Last night, The New School hosted a dynamic conversation between Black women activists and creatives titled “Are You Still a Slave?”
The group, which included filmmaker Shola Lynch, author Marci Blackman, feminist icon and scholar bell hooks, and activist and author Janet Mock, focused on the images of women of color in the media and what types of messages are sent to the public at large.
At one point in the evening, the discussion turned to Beyoncé’s Time magazine cover, and hooks—who once encouraged Bey’s budding feminism—accused the singer of being a “terrorist” when it comes to the messages she projects to young girls.
Hooks, argued Beyoncé’s sexy, partially-clothed Time cover did little to bolster her pro-woman bona fides.
“Let’s take the image of this super rich, very powerful Black female and let’s use it in the service of imperialist, white supremacist capitalist patriarchy because she probably had very little control over that cover — that image,“ the professor argued.
Mock and Blackman pushed back against the idea of Bey’s lack of control, questioning whether Beyoncé’s sexy image is subversive, but hooks wasn’t having it.
Mock: I think she had control over what she wore…I would argue that she has a power now that she has final-cut approval and she chose that image. I don’t want to strip Beyoncé of her agency, of choosing that image, of being her own manager, of all of this stuff.
hooks: Then you’re saying then, from my deconstructive point of view, that she’s colluding the construction of herself as a slave.

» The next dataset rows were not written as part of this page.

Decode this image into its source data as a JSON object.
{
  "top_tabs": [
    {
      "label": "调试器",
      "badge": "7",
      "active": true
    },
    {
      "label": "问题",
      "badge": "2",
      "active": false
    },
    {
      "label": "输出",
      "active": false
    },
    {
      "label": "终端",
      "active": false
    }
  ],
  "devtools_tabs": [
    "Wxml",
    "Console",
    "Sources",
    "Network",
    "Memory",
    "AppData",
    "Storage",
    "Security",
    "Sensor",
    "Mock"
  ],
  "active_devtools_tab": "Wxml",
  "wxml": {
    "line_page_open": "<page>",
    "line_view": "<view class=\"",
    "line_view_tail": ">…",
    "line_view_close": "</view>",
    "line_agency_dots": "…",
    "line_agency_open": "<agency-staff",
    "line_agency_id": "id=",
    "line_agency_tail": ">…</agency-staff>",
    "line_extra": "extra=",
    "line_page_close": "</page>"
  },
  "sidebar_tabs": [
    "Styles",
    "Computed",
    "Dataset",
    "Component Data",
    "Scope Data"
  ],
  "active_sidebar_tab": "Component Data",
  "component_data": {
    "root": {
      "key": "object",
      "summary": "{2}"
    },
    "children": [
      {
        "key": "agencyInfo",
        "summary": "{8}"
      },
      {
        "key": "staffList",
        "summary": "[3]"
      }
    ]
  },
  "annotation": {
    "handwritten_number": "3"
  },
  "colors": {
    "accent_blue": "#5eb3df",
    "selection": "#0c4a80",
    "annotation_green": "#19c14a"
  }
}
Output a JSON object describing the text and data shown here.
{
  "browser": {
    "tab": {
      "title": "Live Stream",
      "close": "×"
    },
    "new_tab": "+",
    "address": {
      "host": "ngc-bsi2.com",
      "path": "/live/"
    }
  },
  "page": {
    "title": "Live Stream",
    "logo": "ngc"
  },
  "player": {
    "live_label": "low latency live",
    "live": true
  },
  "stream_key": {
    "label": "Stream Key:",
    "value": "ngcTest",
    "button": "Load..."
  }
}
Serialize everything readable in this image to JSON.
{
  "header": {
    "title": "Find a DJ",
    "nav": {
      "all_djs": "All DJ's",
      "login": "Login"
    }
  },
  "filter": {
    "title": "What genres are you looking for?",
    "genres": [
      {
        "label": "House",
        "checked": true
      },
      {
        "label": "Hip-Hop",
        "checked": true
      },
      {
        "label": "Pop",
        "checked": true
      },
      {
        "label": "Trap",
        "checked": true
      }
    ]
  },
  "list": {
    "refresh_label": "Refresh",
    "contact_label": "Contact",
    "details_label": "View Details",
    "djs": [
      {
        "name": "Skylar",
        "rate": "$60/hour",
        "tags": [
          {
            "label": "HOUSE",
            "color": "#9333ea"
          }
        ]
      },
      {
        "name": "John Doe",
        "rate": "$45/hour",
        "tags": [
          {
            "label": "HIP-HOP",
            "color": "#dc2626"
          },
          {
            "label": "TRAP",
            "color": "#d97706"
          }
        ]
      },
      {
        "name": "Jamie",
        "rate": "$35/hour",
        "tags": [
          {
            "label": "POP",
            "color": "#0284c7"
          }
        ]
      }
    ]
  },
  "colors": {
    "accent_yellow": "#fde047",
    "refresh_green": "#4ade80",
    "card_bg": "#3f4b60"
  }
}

It’s not a libratory image.
Blackman: Or, she’s using the same images that were used against her, and us, for so many years and she’s taken control of it and saying, ‘If y’all are going to make money off it, so am I.’ There’s collusion, perhaps, but there’s also a bit of reclaiming if she’s the one in control.
Hooks: Well, of course, I think that’s fantasy. I think it’s a fantasy that we can recoup the violating image and use it. I used to get so tired of people quoting Audre [Lorde], ‘The masters tools will never dismantle the master’s house.’ But that was exactly what she meant that you are not going to destroy this imperialist white supremacist capitalist patriarchy by creating your own version of it. Even if it serves you to make lots and lots of money.
I’ve really been challenging people to think about would we be at all interested in Beyoncé if she wasn’t so rich, because I don’t think you can separate her class power, and the wealth, from people’s fascination with her. That here is a young, Black woman who is so incredibly wealthy. And wealthy is what so many young people fantasize, dream about, sexualize, eroticize. And one could argue, even more than her body, it’s what that body stands for—the body of desire fulfilled that is wealth, fame, celebrity, all the things that so many people in our culture are lusting for, wanting.
If Beyoncé was a homeless woman who looked the same way, or a poor, down and out woman who looked the same way, would people be enchanted by her? Or is it the combination of all of those things that are at the heart of imperialist white supremacist capitalist patriarchy?
And I’ve been saying, people of color, we are so invested in white supremacy, it’s tragic. Lorraine Hansberry said it is the only form of extremism that should discredit us in the eyes of our children that we remain so invested.
Although Mock agreed that certain aspects of Beyoncé’s public image deserved critique (like the unfortunate “eat the cake” line from Drunk In Love), she explained why she found Beyoncé’s music and persona empowering.
Having ‘Partition’ come out…a couple months before my book came out, when I am writing about sex work and sexual abuse and issues with my body, my sexuality, it was freeing to have Beyoncé showing her ass, owning her body and claiming that space. That meant a lot to me because it gave me the ok to have that. I’m not saying that she is not participating in all of this, but I do think that there is power in her leaving her father…and saying, ‘I will not let you give this distilled image of me anymore.’ That resonates with me on so many levels.
Despite Mock’s defense of the singer, hooks contended that Beyoncé, and the media at large, levies the biggest attack against feminism today.
I see a part of Beyoncé that is in fact anti-feminist — that is a terrorist, especially in terms of the impact on young girls. I actually feel like the major of assault on feminism in our society has come from visual media, and from television, and videos. Just think, do we know of any powerful man of any color who’s come out with some tirade against feminism? The tirades against feminism occur so much in the image-making business, and what we see.
What I’m concerned about constantly in my critical imagination is why don’t we have libratory images that are away from, not an inversion of, what society has told us?
Watch the entire conversation between bell hooks, Janet Mock, Shola Lynch, and Marci Blackman below: